TASK DESCRIPTION
Say how many lines of the listing below include "wares". Write only that number.

SUPPLIED RECORDS
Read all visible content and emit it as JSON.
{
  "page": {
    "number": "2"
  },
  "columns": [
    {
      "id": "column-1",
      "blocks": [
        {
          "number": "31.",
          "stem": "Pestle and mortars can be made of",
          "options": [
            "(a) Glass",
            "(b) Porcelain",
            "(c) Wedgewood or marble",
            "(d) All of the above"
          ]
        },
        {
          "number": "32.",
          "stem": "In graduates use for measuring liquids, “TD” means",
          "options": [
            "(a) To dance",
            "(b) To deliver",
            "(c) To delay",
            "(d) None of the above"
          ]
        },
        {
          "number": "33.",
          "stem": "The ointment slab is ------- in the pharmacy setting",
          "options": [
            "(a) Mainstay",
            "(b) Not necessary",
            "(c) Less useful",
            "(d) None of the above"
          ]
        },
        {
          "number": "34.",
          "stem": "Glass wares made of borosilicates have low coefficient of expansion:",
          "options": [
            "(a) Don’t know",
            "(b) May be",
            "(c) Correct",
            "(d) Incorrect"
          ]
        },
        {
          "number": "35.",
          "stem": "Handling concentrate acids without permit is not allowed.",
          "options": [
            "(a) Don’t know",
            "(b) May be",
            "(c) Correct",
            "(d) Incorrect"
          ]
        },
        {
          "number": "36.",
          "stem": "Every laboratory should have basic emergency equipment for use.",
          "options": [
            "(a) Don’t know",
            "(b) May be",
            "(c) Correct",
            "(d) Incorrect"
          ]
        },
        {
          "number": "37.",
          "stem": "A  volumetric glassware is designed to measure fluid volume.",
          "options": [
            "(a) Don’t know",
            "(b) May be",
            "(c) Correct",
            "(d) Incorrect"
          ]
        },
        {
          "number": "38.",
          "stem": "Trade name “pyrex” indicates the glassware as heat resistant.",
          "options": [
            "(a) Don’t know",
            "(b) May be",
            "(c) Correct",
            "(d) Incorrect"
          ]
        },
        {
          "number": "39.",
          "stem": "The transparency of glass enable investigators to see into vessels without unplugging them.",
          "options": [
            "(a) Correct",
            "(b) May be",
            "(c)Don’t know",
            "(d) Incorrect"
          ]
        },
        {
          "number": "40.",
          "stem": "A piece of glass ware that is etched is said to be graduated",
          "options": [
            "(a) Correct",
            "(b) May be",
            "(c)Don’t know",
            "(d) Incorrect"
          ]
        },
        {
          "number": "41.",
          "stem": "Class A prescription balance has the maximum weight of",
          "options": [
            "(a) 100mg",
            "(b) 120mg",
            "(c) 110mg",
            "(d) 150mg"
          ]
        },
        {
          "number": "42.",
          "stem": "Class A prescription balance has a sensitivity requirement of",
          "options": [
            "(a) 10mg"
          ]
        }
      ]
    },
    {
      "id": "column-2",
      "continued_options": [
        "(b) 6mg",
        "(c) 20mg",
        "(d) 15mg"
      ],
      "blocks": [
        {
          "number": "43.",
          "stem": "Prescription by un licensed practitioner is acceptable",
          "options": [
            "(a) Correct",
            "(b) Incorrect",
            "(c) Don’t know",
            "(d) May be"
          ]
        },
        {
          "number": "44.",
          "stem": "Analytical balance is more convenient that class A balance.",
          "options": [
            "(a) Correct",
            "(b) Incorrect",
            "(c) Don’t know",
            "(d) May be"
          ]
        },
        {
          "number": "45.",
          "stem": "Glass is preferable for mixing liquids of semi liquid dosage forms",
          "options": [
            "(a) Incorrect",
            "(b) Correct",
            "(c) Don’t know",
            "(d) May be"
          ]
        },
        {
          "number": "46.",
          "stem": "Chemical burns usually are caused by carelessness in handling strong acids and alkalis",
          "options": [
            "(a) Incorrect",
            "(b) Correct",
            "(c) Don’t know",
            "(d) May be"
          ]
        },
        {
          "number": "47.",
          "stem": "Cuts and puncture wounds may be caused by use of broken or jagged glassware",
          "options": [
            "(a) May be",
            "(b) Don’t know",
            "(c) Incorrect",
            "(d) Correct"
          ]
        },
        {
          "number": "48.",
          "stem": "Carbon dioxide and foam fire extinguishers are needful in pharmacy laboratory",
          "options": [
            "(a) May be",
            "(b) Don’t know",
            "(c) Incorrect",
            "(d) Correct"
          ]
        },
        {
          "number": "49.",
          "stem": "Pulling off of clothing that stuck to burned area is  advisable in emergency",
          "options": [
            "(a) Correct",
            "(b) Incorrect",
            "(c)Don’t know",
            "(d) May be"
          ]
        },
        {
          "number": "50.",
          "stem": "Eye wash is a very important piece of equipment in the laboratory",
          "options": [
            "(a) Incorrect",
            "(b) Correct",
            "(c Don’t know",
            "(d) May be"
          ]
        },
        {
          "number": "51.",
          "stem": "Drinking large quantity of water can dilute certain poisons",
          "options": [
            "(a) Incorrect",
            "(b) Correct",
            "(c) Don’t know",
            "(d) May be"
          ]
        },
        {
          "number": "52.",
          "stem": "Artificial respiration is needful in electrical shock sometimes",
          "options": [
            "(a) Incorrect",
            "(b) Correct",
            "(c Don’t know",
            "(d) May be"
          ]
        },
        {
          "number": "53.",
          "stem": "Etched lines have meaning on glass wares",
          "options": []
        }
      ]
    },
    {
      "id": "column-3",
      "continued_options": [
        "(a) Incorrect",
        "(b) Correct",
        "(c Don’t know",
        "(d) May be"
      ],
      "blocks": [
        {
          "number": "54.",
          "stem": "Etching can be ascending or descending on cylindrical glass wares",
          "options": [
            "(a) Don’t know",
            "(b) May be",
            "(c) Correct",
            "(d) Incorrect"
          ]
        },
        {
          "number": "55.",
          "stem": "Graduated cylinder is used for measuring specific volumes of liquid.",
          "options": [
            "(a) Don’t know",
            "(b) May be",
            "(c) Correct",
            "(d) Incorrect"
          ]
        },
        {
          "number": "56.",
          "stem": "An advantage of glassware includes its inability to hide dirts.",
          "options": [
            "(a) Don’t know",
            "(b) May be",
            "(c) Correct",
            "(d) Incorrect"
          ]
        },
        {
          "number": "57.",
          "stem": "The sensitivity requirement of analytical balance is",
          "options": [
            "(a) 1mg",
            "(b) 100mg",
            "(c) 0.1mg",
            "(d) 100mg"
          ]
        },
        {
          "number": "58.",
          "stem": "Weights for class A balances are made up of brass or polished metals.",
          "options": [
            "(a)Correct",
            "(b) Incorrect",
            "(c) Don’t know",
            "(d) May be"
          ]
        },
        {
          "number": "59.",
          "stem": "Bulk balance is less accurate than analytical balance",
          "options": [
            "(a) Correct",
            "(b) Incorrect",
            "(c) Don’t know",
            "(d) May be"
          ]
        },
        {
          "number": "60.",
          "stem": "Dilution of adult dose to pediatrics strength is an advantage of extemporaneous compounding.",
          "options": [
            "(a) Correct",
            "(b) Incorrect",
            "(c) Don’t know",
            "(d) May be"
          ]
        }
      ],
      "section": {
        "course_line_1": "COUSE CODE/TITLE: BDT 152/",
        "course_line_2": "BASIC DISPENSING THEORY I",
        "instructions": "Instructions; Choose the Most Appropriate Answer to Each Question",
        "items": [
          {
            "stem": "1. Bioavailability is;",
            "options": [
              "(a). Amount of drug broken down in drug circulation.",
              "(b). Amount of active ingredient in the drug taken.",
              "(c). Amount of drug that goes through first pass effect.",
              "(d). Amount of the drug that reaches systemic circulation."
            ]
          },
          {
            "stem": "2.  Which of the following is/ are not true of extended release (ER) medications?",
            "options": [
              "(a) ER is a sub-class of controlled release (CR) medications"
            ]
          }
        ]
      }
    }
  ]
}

EXERCISE RESPONSE
3